(Excepted from the LSA EEB website. Photo: Gabriel Gadsden.)

February 15, 2021

Brooke Lennox (BA International Studies '20) was awarded the Janne Nolan Essay Prize of Special Recognition for her Honors thesis on National Security/International Affairs, sponsored by the Kissinger Center, in conjunction with CSIS and the Texas National Security Review. The competition is hosted by the Future Strategy Forum, an initiative that connects scholars who research national security with leading practitioners and elevates female talent in the field. 

February 8, 2021

Utsav Trivedi is in the U-M ROTC Navy program, pre-med, and is graduating this term with BMS Honors.

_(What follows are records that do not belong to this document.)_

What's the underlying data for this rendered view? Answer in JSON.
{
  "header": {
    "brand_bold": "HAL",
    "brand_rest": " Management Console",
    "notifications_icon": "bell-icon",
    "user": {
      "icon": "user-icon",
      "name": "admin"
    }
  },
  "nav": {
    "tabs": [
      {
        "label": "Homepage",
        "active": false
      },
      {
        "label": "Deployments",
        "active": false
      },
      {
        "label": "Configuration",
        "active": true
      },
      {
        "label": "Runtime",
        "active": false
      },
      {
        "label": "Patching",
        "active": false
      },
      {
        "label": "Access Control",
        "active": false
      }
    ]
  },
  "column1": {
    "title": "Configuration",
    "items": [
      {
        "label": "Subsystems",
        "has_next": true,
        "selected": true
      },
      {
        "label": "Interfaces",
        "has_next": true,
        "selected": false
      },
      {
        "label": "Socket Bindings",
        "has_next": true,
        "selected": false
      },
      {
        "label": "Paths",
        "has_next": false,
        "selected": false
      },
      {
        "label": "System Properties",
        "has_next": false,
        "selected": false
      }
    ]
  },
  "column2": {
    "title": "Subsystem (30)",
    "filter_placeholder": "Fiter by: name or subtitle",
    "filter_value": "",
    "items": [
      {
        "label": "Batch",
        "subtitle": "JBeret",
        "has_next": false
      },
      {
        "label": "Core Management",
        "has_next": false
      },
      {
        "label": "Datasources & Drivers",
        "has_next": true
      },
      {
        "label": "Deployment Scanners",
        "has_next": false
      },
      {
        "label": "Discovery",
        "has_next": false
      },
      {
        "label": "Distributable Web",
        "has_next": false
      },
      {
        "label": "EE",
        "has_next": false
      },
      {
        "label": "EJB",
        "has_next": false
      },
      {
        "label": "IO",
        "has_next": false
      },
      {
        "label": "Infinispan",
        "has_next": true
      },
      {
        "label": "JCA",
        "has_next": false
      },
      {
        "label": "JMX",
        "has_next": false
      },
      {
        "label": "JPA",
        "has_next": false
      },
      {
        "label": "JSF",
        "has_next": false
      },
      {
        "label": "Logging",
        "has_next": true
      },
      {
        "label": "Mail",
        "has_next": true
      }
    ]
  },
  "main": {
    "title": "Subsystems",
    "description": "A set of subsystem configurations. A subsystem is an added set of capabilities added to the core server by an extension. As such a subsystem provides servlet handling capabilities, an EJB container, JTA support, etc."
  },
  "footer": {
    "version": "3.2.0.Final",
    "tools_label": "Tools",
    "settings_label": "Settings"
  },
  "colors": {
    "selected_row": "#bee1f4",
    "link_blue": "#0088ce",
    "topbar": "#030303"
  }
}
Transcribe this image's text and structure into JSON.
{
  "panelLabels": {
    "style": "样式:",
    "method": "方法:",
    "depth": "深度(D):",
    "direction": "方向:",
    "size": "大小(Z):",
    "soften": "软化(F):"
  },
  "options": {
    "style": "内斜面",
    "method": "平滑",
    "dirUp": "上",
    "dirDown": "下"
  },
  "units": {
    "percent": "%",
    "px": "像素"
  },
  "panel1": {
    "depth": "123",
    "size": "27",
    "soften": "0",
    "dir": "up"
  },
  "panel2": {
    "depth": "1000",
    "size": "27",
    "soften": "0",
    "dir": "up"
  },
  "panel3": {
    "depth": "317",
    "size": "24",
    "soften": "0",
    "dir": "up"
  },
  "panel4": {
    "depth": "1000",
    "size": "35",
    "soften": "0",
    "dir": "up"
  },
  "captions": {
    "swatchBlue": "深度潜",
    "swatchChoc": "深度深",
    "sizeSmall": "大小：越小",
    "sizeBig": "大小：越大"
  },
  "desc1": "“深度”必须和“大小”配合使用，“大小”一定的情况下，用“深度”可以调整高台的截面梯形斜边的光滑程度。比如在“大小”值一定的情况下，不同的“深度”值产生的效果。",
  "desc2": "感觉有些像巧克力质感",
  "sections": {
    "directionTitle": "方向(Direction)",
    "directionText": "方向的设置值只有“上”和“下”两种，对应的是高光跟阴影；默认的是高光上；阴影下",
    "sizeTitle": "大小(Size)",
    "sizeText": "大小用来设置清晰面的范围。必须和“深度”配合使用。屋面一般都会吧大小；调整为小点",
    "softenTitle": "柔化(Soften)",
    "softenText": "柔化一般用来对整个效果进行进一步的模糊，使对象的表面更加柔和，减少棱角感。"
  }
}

The ROTC/Honors affiliation is unique, in itself. Combined with his post-graduation plans to serve three years with the Navy in a reconnaissance submarine as a chemical engineer, it's "awesome."
This photo, from the summer of 2019, is from his time aboard the guided missile destroyer USS Jason Dunham, on its showcase stop in NYC. Following his commission and active duty, Ustav plans to attend med school. Best of luck!

February 1, 2021

This week's Awesome Honors goes to Kathy Pham ('22), who led an Alternative Spring Break trip to Apopka, FL, where participants were involved in local farm work. For her "leadership and extraordinary vision," Kathy received the 2021 MLK Spirit Award. Says advisor Denise Guillot, "Since her first year, Kathy has shown commitment to social justice, inclusivity and cross-cultural collaboration through her involvement in multiple projects."

January 11, 2021

On December 23, Honors sophomore Gigi Guida ran a solo marathon (26.2 miles) in her hometown of Philadelphia, finishing in iconic Rocky-style at the top of the steps of the Art Museum. Not just that, but Gigi used her run to raise $3,351 in three days for the Loveland Foundation, which provides mental health support for Black women. 

Here's Gigi post-run, celebrating her first marathon. Way to Go Blue, Gigi!